Dr. Michael Muehlenbein
Baylor in Kentucky
Appalachia Field School
In 2004 and 2007, Dr. Sara Alexander invited Baylor undergraduate and graduate students to take a special field school course to assist her in a longitudinal project which she began in 1980 and has continued to the present day. The course was taught in Red River Gorge, Kentucky, which is located in eastern Kentucky approximately 60 miles from Lexington. Red River Gorge is a unique geological area that claims over 100 natural sandstone arches, some of which have spans over 100 feet in length and 30-40 feet in height. Visitors come from all over the U.S. and Canada to participate in a range of wilderness recreation activities. This area is the most popular rock climbing destination in the U.S. east of the Mississippi River. During these field schools, students learned mapping techniques, basic photography, participant observation methods, and how to design a survey, sample/survey a recreationist population, and interview personnel responsible for management of the area. Graduate students also interviewed local residents and absentee landowners to provide data for a second important part of this long-term project. Field trips included Bluegrass festivals, horse farms in the Lexington bluegrass region, the Shaker Village of Pleasant Hill, and an Appalachian arts fair in Berea, Kentucky.

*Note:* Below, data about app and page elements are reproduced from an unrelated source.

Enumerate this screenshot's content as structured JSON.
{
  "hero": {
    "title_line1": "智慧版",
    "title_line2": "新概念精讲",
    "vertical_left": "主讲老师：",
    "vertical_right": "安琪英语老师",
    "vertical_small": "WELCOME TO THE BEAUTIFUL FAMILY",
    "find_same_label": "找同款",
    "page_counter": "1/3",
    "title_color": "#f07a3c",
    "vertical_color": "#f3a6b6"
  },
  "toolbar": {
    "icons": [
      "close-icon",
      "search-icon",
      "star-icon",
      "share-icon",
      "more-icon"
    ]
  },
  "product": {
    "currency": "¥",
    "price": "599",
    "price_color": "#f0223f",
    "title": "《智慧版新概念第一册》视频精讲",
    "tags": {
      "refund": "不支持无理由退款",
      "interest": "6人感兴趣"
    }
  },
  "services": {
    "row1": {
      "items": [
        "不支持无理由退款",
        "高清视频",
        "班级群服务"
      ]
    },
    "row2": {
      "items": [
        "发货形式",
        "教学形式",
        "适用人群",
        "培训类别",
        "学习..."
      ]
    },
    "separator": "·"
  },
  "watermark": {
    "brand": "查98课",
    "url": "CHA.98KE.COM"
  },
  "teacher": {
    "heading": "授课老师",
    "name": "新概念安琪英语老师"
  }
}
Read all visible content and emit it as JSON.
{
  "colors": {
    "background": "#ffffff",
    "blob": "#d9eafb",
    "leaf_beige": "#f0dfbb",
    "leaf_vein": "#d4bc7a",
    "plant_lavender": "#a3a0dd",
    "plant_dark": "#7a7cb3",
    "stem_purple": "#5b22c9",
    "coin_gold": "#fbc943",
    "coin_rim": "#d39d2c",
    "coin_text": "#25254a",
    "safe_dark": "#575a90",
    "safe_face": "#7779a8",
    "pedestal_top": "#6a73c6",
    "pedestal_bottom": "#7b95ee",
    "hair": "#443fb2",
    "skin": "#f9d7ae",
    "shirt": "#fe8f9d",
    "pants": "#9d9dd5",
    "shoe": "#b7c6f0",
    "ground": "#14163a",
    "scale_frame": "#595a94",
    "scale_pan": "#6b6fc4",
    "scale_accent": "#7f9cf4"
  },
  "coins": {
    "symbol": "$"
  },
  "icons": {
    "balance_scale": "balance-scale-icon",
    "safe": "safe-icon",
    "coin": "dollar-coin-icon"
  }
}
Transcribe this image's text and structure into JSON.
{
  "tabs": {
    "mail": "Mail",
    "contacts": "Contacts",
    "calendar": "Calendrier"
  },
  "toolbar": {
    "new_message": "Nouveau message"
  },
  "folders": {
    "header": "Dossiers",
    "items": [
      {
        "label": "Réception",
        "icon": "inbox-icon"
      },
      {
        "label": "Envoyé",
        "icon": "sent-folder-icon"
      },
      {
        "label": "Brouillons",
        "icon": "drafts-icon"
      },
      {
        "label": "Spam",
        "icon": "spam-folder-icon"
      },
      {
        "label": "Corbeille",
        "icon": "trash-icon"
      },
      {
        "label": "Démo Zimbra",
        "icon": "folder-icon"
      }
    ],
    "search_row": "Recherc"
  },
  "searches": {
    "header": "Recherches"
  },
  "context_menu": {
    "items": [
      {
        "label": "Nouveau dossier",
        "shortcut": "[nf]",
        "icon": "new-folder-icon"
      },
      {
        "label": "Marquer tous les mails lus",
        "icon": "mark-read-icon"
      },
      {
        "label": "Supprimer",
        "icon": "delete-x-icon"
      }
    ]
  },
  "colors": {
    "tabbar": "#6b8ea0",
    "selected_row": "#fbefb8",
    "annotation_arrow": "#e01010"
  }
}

Dr. Sara Alexander
Baylor in Belize II
Environment and Development Ethnographic Field School
Beginning in 1995, Dr. Sara Alexander has taught a number of field schools in several locations in Belize. The course centers on ‘Environment and Development’ topics where students are taught basic ethnographic field methods, including mapping, still and video photography, participant observation, kinship charting, sampling methods, interview and survey design and implementation, and basic data processing and analysis. Students work either individually or in small groups on research related to subjects that focus on development strategies and related environmental topics. Sample studies include economic or environmental constraints to agricultural production; population growth rates, reproductive education and contraceptive use; prevalence of certain diseases such as diabetes and cultural factors that influence incidence; religious views and worship practices around certain physical features, crops, etc.; history of fishing cooperatives and their responses to changing government policies for commercial fishing; and food and nutritional security of children less than five years of age relative to economic security. She also includes a number of field trips to offer additional education on the country’s development strategies through time. These trips include Maya archaeological sites (Xunantunich, Tikal), Cockscomb Jaguar Sanctuary, Community Baboon Sanctuary, the Blue Hole, the National Institute of Culture and History, and the Museum of Belize.
Dr. Sara Alexander